“‘And they lived happily ever after,’ lives on in today’s fiction, film, and television, and viewers, it seems, are still suckers for that fantasy version of the love story. I doubt that Alex and [winner] Amanda [Marsh] will last, especially with flaky Alex changing his mind every time a new woman batted her eyes in his direction. I believe much of my sneering at the show came from knowing they were being schmucks for love, and on primetime television.” –Belinda Acosta, Austin Chronicle
“Like so many of these relationship reality shows, The Bachelor is cheesy and the whiff of desperation wafting off the contestants is strong.” –Rob Owen, Pittsburgh Post-Gazette
“Nothing says romance like throwing yourself at a Harvard grad just because the cameras are on. Please. … Besides being insulting to any woman who may not look like a runway model, The Bachelor, hosted by Chris Harrison, is just plain boring.” –Michael Speir, Variety
“Watching The Bachelor made me grateful to be married. … True, Alex is a handsome devil. But the singles scene must be pretty bleak if women would rather mass for a prime-time cattle call than go out on a blind date.” –Mike Lipton, People
“Just when you think they can’t get any more desperate at ABC, they find a way to look even more clueless. … The cringe-inducing series arrives at 9 p.m. Monday. … In a season of duds, the show is more jaw-droppingly bad than Jason Alexander’s witless sitcom Bob Patterson and John McEnroe’s foul game show The Chair.” –Hal Boedeker, Orlando Sentinel
“May I wax poetic for a second about ABC’s premier tonight of The Bachelor? Thanks. How do I loathe thee? Let me count the ways: You are degrading, debasing, desperate, depressing, dull, and dopey. You are a show so ill-conceived and so demeaning to women that you make Howard Stern look like a feminist. In fact, you make me so embarrassed for the desperate women who are on this show, that I am now officially ashamed to be a woman.” –Linda Stasi, New York Post
“Let’s just say ABC could have saved a ton on limousine fees if it had shrink-wrapped 25 women and placed them in the meat case at Safeway for its new hook-up series, The Bachelor. … Chris Harrison tells us The Bachelor is not like other dating shows—and certainly not like that one about marrying a multimillionaire—because ‘this is about something real, something permanent.’ Right. And Mike Fleiss, who co-produced Who Wants To Marry a Multi-Millionaire? and also produces The Bachelor, is a Nobel laureate.” –John Levesque, Seattle Post-Intelligencer

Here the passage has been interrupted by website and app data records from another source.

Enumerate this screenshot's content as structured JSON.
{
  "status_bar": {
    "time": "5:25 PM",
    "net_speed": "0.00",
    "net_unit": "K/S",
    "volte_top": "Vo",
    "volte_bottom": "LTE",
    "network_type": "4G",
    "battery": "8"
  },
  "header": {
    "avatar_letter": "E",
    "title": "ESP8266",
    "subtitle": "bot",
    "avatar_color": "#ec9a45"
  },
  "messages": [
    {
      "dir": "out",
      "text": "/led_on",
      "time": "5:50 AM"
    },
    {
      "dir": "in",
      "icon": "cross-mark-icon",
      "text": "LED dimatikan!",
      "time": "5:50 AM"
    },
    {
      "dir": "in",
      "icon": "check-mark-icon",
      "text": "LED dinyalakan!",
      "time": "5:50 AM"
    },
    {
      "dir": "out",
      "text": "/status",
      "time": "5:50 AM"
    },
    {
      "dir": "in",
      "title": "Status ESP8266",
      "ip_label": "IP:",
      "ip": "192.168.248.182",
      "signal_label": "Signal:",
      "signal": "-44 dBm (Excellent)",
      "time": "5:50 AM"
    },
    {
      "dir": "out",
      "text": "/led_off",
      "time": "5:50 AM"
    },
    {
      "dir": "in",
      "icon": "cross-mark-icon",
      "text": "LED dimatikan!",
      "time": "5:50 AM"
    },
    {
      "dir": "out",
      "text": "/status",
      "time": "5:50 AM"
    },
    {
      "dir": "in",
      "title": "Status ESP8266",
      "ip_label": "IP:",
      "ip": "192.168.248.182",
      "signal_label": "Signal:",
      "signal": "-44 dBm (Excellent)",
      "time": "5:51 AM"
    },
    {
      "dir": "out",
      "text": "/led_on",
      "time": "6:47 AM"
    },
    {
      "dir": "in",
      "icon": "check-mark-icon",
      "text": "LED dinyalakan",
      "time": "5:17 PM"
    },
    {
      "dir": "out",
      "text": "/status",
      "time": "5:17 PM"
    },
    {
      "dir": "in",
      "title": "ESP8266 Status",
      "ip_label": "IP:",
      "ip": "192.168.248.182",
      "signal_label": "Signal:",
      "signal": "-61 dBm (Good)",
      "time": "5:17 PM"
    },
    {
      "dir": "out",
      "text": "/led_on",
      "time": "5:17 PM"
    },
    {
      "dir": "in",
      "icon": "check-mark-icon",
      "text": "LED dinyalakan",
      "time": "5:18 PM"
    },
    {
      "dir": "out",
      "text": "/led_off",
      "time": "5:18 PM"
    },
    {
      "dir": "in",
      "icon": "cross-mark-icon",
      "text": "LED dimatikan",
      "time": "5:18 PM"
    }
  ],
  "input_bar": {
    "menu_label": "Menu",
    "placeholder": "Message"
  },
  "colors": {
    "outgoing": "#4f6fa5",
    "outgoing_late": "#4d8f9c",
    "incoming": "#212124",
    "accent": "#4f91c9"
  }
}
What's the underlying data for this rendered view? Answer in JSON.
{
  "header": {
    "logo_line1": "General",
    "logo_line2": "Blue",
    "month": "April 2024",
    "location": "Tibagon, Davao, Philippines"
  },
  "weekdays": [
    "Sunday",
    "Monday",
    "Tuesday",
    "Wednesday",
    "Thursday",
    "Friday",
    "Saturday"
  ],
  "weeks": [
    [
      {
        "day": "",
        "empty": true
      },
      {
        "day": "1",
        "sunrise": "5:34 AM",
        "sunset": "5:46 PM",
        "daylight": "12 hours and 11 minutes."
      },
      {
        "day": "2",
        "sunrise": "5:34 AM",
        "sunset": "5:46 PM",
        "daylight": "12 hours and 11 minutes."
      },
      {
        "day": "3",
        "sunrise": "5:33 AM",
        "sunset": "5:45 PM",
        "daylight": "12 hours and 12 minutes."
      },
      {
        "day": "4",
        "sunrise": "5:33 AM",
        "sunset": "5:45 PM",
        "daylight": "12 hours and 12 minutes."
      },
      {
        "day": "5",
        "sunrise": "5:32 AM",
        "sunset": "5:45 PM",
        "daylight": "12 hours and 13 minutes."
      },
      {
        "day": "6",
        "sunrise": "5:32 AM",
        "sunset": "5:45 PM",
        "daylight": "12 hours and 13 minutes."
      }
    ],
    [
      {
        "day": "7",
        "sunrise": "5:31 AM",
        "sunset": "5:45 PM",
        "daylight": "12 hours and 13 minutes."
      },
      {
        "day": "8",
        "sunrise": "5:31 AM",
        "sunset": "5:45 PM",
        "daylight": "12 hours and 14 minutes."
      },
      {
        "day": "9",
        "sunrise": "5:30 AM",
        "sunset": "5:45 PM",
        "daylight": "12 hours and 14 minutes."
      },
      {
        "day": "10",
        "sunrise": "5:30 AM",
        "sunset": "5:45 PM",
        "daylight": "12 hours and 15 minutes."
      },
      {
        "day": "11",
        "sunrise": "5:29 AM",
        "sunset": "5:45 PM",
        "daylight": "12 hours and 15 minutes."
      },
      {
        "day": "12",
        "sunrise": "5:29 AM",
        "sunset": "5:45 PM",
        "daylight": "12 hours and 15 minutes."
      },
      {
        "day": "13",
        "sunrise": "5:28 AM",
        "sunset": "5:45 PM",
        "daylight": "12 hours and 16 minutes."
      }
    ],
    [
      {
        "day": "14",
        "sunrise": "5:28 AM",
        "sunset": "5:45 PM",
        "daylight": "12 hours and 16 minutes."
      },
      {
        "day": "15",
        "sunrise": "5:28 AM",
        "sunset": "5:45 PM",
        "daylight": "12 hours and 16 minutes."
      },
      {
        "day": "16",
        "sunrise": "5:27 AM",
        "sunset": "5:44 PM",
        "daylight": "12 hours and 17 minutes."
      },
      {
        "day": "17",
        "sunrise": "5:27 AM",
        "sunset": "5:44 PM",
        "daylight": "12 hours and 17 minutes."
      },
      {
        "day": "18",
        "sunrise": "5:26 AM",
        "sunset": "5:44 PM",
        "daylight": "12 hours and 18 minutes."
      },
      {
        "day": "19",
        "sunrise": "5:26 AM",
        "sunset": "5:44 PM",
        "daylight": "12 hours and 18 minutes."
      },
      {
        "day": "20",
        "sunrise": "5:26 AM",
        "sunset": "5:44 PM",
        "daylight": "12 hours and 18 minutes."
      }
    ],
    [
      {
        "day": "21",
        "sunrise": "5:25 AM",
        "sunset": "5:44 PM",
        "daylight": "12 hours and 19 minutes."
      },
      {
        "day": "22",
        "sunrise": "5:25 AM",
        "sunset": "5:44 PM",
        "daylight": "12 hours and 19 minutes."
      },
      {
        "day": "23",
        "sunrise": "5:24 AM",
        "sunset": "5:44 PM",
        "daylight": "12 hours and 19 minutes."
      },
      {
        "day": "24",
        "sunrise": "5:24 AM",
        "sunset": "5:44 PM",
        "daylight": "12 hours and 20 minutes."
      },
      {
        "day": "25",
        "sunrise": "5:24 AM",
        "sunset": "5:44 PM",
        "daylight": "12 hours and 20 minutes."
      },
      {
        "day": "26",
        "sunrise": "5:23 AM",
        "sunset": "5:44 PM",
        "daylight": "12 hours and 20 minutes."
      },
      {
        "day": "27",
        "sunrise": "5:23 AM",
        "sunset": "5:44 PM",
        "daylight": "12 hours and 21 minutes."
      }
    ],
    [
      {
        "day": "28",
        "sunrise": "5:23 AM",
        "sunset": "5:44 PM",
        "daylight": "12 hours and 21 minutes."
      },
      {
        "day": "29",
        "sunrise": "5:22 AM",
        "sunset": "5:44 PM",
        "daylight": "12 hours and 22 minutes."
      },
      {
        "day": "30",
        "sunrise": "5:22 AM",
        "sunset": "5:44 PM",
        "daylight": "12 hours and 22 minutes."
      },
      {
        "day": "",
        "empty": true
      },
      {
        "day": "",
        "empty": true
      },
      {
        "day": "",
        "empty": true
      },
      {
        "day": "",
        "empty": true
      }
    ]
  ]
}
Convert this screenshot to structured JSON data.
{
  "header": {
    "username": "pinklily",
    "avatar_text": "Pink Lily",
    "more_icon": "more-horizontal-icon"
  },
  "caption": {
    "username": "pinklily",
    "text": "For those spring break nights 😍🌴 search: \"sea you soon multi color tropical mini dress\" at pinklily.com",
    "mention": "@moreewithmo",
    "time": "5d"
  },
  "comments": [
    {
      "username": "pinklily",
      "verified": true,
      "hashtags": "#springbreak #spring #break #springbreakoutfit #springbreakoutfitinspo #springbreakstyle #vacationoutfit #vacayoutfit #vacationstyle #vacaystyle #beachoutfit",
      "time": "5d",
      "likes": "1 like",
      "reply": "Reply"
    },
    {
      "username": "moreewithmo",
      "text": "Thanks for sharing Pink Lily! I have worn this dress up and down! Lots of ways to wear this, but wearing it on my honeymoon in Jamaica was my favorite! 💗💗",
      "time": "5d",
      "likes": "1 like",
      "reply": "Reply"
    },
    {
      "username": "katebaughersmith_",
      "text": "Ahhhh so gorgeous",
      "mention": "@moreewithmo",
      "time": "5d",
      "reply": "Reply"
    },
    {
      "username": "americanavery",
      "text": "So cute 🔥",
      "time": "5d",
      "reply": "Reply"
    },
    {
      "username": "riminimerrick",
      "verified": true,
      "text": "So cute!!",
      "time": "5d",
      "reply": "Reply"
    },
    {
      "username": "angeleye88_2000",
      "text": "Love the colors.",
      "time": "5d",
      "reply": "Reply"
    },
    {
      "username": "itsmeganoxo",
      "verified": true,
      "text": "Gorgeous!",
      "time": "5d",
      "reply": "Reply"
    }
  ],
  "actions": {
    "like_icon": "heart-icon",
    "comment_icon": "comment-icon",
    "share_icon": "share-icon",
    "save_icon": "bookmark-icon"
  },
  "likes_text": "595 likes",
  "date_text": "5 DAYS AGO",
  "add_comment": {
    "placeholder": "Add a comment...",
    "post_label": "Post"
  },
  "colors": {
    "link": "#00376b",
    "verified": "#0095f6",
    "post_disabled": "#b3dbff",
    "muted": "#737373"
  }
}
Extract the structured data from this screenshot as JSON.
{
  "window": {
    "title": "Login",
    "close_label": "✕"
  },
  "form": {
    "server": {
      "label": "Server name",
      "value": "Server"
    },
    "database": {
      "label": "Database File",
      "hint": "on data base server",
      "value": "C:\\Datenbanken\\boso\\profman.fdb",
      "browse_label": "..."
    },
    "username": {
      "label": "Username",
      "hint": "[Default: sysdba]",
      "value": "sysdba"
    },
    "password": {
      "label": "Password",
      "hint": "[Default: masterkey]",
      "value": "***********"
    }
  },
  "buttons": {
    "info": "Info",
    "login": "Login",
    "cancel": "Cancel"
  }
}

“Oh, my God, I thought. This is stupid, contrived and often slow enough to be boring. I was addicted too. … Between commercials for diamond rings and herpes medications, [The Bachelor] celebrates the wedding of a voyeuristic audience and a group of exuberantly exhibitionist players—a match made in TV heaven.” –Mimi Avins, Los Angeles Times